There are plenty of copies out there – 2,762 in the CGC census – and with Damian Wayne the announced Robin in the DCU, prices shouldn’t suddenly skyrocket any time soon.
Return to Marvel
In 1990, Starlin returned to Marvel, beginning a writing tenure with Silver Surfer #34 that would eventually encompass the well-known Infinity Gauntlet storyline. Of course, this also meant the return of Thanos for the first time in thirteen years.
There’s so much to choose from here. There’s Thanos Quest #1 and Thanos Quest #2, written by Starlin and drawn by Ron Lim, which details how Thanos acquired the Infinity Gems. There’s also Silver Surfer #44, also by Starlin and Lim. This is the first appearance of the Infinity Gauntlet.
I think the best of this phase of Starlin’s career, however, is Infinity Gauntlet #1 with an amazing story by Starlin and superlative artwork by George Perez.
There are a ton of graded copies of Infinity Gauntlet #1 in the CGC census – 11,747 to be precise. Now that the Thanos story in the MCU has finished and is a few years old at this point, prices have come down considerably.
At its peak in 2022, this was a $500 book. Now, both the 30-day and 90-day averages are below $200. It’s a fair price to pay for one of the great comics of the Copper Age.

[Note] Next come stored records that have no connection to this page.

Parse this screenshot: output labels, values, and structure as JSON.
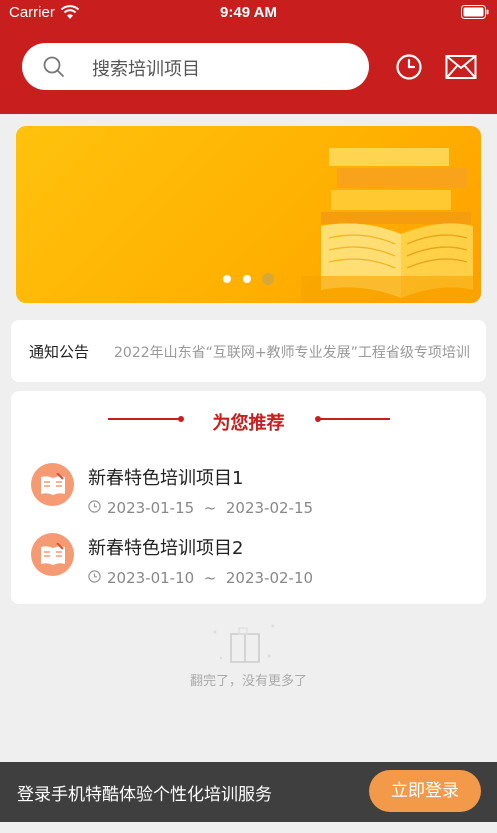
{
  "status_bar": {
    "carrier": "Carrier",
    "time": "9:49 AM"
  },
  "header": {
    "search_placeholder": "搜索培训项目",
    "icons": [
      "search-icon",
      "clock-icon",
      "mail-icon"
    ],
    "background_color": "#c81e1e"
  },
  "banner": {
    "slide_count": 3,
    "active_slide": 3
  },
  "notice": {
    "label": "通知公告",
    "text": "2022年山东省“互联网+教师专业发展”工程省级专项培训"
  },
  "recommend": {
    "title": "为您推荐",
    "items": [
      {
        "title": "新春特色培训项目1",
        "start": "2023-01-15",
        "separator": "~",
        "end": "2023-02-15"
      },
      {
        "title": "新春特色培训项目2",
        "start": "2023-01-10",
        "separator": "~",
        "end": "2023-02-10"
      }
    ]
  },
  "empty_tip": "翻完了，没有更多了",
  "bottom_bar": {
    "text": "登录手机特酷体验个性化培训服务",
    "button_label": "立即登录",
    "button_color": "#f2994a"
  }
}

One blog isn’t enough to do justice to the entire career of a great like Jim Starlin. There are so many fantastic works that I haven’t had the space to mention here. I strongly encourage all comic fans, especially those who enjoy grand cosmic epics, to seek out more from his illustrious career.
Do you collect Jim Starlin’s works? What are some of your favorites? Let us know below.
*Any perceived investment advice is that of the freelance blogger and does not represent advice on behalf of GoCollect.
Great tribute and story Douglas. Always one of my favorite artists. I always pick up these books any time I can. I must have at least 3 short boxes of the issues above. Thing is even though I have these books the excitement in picking up another copy is always as if it were my first purchase.
Thanks for the kind words, Mike. Starlin’s a favorite of mine as well. I also try to pick up Starlin books any time I can. Despite the fact that Marvel has clearly utilized a great deal of his work for their films, I think he’s still somewhat underrated by collectors, particularly anything other than Thanos.
How about Jim Starlin’s work on the cover of Iron Man #100? In my opinion, that is a truly classic cover, and greatly underappreciated.
Definitely agree, Jeff. Starlin drew some amazing covers that I didn’t have the space to cover in this blog. I’ve always liked his cover on JLA #183.